Studies conducted by Dr. Amy Cuddy reveal this surprising effect of what she calls Power Posing. Looking at the animal kingdom, she noticed that dominant animals exhibited more expansive postures, which she categorizes as dominant posturing. In contrast, individuals who were more subordinate, away from positions of power, exhibited more closed and cowering postures, which she categorizes as submissive posturing.
Blood samples from the individuals tested reveal that individuals frequently in dominant postures had higher concentrations of adrenaline and lower concentrations of cortisol. In contrast, individuals in submissive postures had higher concentrations of cortisol and lower concentrations of adrenaline.
In other words, submissives experienced more stress while dominants were in a better position to manage it. What becomes interesting is that in further study, Dr. Cuddy even identified that it was possible to change this individual hormonal cocktail by changing one's postural attitude, both in the long run and in the short run of a few minutes.
So by "getting out of the way" and taking up lots of space, you are actively fighting stress!

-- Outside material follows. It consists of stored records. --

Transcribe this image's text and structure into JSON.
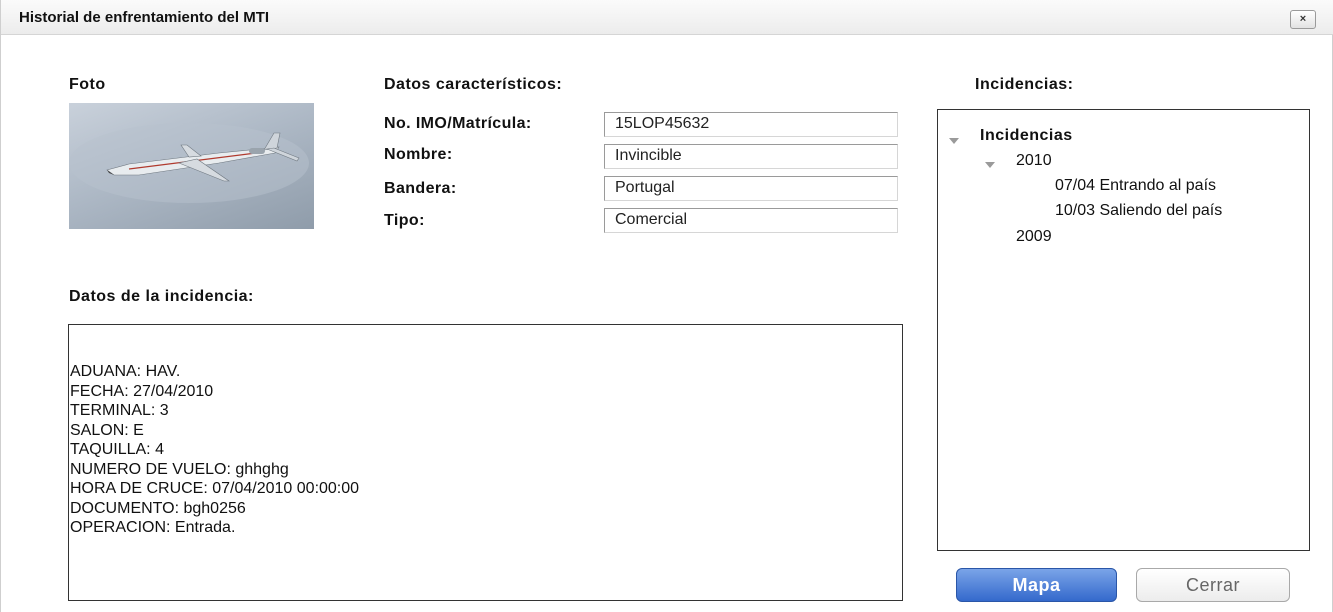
{
  "window": {
    "title": "Historial de enfrentamiento del MTI",
    "close_symbol": "×"
  },
  "photo": {
    "label": "Foto",
    "image": "airplane-photo"
  },
  "caracteristicos": {
    "heading": "Datos característicos:",
    "fields": [
      {
        "label": "No. IMO/Matrícula:",
        "value": "15LOP45632"
      },
      {
        "label": "Nombre:",
        "value": "Invincible"
      },
      {
        "label": "Bandera:",
        "value": "Portugal"
      },
      {
        "label": "Tipo:",
        "value": "Comercial"
      }
    ]
  },
  "incidencia": {
    "heading": "Datos de la incidencia:",
    "lines": [
      "ADUANA: HAV.",
      "FECHA: 27/04/2010",
      "TERMINAL: 3",
      "SALON: E",
      "TAQUILLA: 4",
      "NUMERO DE VUELO: ghhghg",
      "HORA DE CRUCE: 07/04/2010 00:00:00",
      "DOCUMENTO: bgh0256",
      "OPERACION: Entrada."
    ]
  },
  "incidencias": {
    "heading": "Incidencias:",
    "tree": {
      "root": "Incidencias",
      "year_2010": "2010",
      "entries_2010": [
        "07/04 Entrando al país",
        "10/03 Saliendo del país"
      ],
      "year_2009": "2009"
    }
  },
  "buttons": {
    "mapa": "Mapa",
    "cerrar": "Cerrar"
  },
  "colors": {
    "primary_button": "#3469cc",
    "tree_arrow": "#9a9a9a"
  }
}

Subsequent studies on the subject also found that the size of the electronic devices used by the subjects predicted the effect on their stress hormones⁴ with cell phones causing more stress than tablets, tablets than laptops, and laptops than fixed tower computers. This is not very surprising if you imagine their respective usage postures.
What you can do to help yourself
Now that we understand the link between stress and posture in detail, here are two little postural tips that may help you.
A classic tip is to imagine that a string is pulling the crown of our head (the top point of the skull which is often in the middle of a rosette of hair) towards the sky. This has the effect of lengthening the spine and preventing sagging.
A second common tip is to keep your back pressed against the back of the chair when sitting. This will prevent you from leaning forward.
With these two tips, you will be able to improve your posture and thus change your stress profile and your ability to manage it.
However, for more personalized advice and additional help in controlling the negative effects of poor posture, your best option is to consult your preferred qualified therapist! x
IZAAK LAVARENNE, NDG PHYSICAL THERAPIST
1 Shahidi, B., Haight, A., & Malut, K. (2013, June 22). Differential effects of mental concentration and acute psychosocial stress on cervical muscle activity and posture. Retrieved January 28, 2019, from https://www.sciencedirect.com/science/article/pii/S1050641113001235
2 Maras, W. S., & A. (2000, December 1). The Influence of Psychosocial Stress, Gender, and... : Spine. Retrieved January 28, 2019, from https://journals.lww.com/spinejournal/Abstract/2000/12010/The_Influence_of_Psychosocial_Stress,_Gender,_an d.12.aspx
3 Cuddy, A. J., & Carney, D. R. (2010, September 20). Power Posing: Brief Nonverbal Displays Affect Neuroendocrine Levels and Risk Tolerance. Retrieved January 28, 2019, from https://journals.sagepub.com/doi/abs/10.1177/0956797610383437
4 Bos, M. R., & Cuddy, A. J. (2013, May 21). IPosture: The Size of Electronic Consumer Devices Affects our Behavior. Retrieved January 28, 2019, from https://dash.harvard.edu/handle/1/10646419